*** GIVEN ENTRIES Section Begins ***
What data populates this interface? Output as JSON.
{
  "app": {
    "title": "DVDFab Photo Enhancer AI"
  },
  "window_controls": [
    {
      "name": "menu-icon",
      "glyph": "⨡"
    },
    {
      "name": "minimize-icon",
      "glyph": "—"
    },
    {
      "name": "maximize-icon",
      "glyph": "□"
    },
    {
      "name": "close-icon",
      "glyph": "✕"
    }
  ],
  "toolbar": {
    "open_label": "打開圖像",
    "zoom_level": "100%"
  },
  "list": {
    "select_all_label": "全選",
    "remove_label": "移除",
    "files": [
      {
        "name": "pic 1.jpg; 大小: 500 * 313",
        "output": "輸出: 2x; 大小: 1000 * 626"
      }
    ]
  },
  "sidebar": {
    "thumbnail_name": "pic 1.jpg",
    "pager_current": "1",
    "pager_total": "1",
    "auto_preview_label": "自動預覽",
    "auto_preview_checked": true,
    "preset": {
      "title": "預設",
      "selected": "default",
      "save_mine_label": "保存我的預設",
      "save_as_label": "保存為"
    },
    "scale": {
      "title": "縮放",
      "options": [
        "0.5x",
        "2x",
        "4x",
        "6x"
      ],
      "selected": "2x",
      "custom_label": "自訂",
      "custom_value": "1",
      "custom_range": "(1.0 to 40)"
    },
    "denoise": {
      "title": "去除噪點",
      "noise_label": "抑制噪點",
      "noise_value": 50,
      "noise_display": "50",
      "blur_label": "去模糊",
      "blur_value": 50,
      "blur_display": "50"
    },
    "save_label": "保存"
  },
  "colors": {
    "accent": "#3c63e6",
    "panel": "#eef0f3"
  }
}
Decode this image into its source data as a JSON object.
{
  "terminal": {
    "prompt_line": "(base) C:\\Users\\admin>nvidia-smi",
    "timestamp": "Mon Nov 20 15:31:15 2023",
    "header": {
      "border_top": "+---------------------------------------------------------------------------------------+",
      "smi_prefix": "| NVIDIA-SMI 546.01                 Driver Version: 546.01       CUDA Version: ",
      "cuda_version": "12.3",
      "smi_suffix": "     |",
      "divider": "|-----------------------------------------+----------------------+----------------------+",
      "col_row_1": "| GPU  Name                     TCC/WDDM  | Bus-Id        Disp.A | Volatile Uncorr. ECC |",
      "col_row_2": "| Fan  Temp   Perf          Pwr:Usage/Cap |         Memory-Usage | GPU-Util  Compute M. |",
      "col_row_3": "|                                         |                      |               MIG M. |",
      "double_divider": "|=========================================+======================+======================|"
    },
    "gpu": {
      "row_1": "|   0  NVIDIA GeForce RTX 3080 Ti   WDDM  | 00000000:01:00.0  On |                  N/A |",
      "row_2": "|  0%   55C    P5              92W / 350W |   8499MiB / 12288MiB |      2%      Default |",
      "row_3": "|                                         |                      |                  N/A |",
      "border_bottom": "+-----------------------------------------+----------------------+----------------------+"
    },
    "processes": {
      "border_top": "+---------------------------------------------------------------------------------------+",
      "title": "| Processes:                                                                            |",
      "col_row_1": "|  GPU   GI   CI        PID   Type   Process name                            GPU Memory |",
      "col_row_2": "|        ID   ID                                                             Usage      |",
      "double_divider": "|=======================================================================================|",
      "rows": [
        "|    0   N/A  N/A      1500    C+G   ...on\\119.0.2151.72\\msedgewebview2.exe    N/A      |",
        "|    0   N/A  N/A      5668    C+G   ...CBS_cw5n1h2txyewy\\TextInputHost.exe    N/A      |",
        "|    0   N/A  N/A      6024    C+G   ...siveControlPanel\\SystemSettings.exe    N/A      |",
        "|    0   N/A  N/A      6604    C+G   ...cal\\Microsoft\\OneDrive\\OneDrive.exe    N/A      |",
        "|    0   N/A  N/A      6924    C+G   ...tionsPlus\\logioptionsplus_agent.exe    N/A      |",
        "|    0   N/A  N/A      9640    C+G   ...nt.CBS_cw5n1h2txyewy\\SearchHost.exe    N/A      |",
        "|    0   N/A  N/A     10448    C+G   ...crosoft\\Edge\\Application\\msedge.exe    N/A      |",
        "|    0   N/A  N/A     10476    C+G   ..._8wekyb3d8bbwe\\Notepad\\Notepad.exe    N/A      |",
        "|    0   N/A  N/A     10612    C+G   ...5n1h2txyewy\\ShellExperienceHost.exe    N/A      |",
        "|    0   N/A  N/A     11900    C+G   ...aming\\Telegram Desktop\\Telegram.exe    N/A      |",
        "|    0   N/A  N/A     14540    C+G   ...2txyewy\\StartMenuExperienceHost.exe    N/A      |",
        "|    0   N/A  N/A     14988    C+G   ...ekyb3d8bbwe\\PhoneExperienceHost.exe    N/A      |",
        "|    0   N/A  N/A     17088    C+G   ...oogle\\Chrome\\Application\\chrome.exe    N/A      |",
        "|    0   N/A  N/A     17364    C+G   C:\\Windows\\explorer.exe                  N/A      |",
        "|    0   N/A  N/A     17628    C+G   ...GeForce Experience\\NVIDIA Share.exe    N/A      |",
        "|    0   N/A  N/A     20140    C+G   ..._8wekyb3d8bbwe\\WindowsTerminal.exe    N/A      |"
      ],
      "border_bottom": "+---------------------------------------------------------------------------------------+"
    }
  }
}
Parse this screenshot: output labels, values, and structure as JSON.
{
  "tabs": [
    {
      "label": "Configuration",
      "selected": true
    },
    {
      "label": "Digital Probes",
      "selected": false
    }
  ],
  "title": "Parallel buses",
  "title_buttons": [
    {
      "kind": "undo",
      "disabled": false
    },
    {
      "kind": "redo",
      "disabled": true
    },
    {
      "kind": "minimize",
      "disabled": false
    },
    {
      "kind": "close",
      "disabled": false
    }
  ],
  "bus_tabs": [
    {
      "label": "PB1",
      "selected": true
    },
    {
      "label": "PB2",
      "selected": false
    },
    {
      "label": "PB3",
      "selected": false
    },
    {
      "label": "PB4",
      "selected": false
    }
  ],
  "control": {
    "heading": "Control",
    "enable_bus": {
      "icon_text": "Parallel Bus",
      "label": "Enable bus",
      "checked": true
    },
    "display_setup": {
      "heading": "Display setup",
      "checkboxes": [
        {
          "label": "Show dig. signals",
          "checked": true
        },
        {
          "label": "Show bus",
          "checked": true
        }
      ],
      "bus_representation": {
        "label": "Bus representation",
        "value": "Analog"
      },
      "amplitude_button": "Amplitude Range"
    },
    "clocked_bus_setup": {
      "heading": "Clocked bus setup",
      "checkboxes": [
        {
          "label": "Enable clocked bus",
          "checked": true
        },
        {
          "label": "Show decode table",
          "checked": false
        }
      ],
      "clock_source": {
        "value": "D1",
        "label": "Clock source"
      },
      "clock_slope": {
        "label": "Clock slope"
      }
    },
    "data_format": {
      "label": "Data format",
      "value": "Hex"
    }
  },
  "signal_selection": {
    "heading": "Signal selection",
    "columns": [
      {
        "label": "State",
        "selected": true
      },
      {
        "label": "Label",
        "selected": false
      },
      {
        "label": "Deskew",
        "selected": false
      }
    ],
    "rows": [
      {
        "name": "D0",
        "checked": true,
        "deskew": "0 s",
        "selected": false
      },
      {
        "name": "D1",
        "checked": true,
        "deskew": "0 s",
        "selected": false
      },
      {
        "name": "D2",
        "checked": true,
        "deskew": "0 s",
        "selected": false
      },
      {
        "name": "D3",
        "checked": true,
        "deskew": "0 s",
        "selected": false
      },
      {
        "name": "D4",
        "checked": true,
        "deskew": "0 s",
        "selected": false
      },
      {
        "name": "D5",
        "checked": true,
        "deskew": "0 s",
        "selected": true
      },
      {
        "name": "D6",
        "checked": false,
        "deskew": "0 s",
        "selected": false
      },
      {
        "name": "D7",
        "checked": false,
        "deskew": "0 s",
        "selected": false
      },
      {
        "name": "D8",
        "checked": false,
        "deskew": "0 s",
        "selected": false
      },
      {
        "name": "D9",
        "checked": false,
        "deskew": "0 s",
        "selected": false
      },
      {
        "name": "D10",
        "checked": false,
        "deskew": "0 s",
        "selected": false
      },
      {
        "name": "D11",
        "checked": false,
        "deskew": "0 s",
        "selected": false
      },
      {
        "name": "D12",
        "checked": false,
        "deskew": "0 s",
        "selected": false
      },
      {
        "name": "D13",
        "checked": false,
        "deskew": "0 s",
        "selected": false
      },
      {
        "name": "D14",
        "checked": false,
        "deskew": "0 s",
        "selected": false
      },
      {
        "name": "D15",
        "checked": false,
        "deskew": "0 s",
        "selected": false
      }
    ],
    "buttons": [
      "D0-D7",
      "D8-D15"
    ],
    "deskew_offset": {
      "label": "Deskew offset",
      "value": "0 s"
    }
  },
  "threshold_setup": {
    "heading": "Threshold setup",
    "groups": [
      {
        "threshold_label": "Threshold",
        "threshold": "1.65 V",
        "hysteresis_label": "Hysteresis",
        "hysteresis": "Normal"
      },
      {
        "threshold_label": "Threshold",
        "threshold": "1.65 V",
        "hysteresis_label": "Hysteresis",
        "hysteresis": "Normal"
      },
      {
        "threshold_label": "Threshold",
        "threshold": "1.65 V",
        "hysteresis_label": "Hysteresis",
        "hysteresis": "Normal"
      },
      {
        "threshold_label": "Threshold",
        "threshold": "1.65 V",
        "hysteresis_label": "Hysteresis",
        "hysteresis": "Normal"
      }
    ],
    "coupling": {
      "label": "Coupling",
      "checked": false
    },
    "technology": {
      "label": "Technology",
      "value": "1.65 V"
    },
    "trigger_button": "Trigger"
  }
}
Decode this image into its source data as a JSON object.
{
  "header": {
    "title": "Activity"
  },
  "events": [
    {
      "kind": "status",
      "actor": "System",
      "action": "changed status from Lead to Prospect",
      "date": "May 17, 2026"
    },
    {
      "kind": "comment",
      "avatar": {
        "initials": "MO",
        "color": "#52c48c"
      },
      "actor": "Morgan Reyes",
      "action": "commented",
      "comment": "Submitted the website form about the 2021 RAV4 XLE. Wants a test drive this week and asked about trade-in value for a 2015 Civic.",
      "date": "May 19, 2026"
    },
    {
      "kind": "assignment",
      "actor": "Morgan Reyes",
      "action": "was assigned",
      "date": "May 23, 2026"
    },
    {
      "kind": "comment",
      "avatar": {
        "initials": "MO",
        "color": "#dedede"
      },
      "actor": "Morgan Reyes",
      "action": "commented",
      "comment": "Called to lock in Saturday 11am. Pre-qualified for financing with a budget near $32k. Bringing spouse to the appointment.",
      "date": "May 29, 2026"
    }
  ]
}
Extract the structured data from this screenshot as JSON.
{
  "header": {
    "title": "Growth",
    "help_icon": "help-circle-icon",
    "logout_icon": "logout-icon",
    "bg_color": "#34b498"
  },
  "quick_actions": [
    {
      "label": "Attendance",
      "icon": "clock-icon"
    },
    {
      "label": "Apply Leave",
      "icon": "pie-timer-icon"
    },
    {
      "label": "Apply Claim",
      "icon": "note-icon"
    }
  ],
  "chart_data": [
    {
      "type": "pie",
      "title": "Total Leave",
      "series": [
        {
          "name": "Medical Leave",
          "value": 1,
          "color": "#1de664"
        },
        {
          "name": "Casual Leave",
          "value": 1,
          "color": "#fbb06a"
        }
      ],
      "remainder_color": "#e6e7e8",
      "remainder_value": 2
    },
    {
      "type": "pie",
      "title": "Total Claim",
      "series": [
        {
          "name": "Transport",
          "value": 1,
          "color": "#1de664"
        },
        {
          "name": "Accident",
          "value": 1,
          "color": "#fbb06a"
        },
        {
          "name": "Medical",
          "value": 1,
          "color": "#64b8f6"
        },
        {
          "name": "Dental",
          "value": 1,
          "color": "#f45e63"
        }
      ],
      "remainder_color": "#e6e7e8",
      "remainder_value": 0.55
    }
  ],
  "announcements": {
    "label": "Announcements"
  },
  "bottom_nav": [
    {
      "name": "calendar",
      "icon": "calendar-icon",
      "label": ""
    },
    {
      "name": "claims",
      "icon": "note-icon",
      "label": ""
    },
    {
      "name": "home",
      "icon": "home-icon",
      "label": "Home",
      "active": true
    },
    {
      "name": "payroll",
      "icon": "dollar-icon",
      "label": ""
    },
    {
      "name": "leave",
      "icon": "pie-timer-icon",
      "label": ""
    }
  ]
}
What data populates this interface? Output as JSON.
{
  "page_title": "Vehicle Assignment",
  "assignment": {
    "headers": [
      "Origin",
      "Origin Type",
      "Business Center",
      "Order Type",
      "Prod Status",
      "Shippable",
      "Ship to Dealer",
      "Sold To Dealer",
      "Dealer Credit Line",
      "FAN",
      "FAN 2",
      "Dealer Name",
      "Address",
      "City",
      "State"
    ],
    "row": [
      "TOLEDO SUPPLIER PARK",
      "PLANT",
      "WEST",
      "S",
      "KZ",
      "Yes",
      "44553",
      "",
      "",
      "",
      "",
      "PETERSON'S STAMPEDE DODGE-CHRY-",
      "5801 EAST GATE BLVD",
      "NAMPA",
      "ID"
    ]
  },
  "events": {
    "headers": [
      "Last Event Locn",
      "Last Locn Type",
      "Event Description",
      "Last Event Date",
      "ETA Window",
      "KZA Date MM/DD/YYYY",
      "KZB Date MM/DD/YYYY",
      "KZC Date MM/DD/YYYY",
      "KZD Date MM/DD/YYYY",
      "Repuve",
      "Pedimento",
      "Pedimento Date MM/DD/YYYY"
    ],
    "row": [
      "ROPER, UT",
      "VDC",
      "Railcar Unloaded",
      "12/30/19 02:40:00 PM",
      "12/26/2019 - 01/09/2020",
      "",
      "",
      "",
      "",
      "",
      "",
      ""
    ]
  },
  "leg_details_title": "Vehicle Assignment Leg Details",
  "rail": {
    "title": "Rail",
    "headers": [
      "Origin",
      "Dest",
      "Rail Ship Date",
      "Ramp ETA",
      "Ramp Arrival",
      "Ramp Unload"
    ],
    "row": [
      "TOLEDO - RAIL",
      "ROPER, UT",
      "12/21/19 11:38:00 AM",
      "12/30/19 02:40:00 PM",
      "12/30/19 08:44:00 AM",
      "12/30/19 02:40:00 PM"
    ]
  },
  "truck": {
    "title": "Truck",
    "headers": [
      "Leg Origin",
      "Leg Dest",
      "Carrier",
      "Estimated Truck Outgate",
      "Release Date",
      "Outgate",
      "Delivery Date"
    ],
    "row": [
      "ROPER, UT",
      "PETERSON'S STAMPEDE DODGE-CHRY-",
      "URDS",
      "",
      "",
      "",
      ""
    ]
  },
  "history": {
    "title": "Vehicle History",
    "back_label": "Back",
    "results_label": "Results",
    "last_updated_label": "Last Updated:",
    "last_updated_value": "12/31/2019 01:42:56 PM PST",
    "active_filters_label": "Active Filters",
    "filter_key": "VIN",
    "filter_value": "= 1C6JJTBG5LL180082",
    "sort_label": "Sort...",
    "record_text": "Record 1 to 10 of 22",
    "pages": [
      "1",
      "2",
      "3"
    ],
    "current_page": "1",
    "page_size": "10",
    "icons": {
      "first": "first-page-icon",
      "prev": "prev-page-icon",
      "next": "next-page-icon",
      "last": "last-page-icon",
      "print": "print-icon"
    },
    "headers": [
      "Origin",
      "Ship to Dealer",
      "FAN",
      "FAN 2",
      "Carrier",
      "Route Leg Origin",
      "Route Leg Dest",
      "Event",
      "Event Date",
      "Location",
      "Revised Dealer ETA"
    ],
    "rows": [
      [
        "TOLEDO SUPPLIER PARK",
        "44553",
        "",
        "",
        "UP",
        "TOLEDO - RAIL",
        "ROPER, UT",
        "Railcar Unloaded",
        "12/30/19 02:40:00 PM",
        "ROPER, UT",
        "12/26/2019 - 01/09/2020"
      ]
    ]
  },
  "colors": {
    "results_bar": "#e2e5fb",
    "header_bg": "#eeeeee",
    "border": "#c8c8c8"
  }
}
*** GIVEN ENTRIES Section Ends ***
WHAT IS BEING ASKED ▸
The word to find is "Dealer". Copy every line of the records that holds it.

RESPONSE FOR THIS EXERCISE ▸
      "Ship to Dealer",
      "Sold To Dealer",
      "Dealer Credit Line",
      "Dealer Name",
      "Ship to Dealer",
      "Revised Dealer ETA"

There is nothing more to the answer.